→ Record excerpts:
╭──

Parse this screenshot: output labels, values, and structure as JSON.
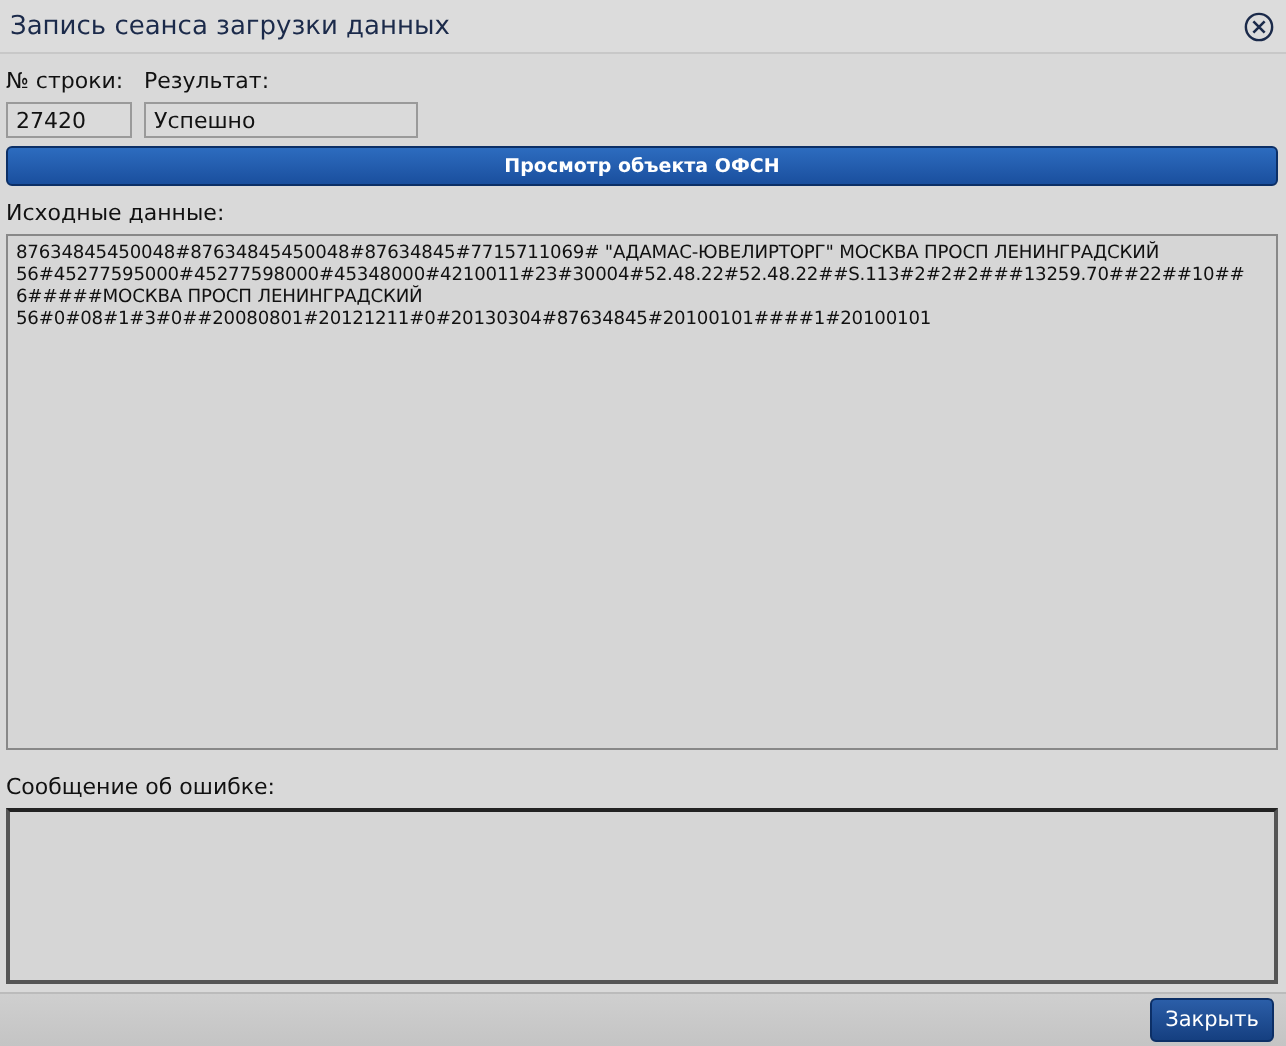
{
  "window": {
    "title": "Запись сеанса загрузки данных"
  },
  "fields": [
    {
      "label": "№ строки:",
      "value": "27420"
    },
    {
      "label": "Результат:",
      "value": "Успешно"
    }
  ],
  "view_button": "Просмотр объекта ОФСН",
  "source": {
    "label": "Исходные данные:",
    "value": "87634845450048#87634845450048#87634845#7715711069# \"АДАМАС-ЮВЕЛИРТОРГ\" МОСКВА ПРОСП ЛЕНИНГРАДСКИЙ\n56#45277595000#45277598000#45348000#4210011#23#30004#52.48.22#52.48.22##S.113#2#2#2###13259.70##22##10##\n6#####МОСКВА ПРОСП ЛЕНИНГРАДСКИЙ\n56#0#08#1#3#0##20080801#20121211#0#20130304#87634845#20100101####1#20100101"
  },
  "error": {
    "label": "Сообщение об ошибке:"
  },
  "close_button": "Закрыть"
}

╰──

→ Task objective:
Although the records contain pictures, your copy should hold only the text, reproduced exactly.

→ Solution below:
Parse this screenshot: output labels, values, and structure as JSON.
{
  "window": {
    "title": "Запись сеанса загрузки данных"
  },
  "fields": [
    {
      "label": "№ строки:",
      "value": "27420"
    },
    {
      "label": "Результат:",
      "value": "Успешно"
    }
  ],
  "view_button": "Просмотр объекта ОФСН",
  "source": {
    "label": "Исходные данные:",
    "value": "87634845450048#87634845450048#87634845#7715711069# \"АДАМАС-ЮВЕЛИРТОРГ\" МОСКВА ПРОСП ЛЕНИНГРАДСКИЙ\n56#45277595000#45277598000#45348000#4210011#23#30004#52.48.22#52.48.22##S.113#2#2#2###13259.70##22##10##\n6#####МОСКВА ПРОСП ЛЕНИНГРАДСКИЙ\n56#0#08#1#3#0##20080801#20121211#0#20130304#87634845#20100101####1#20100101"
  },
  "error": {
    "label": "Сообщение об ошибке:"
  },
  "close_button": "Закрыть"
}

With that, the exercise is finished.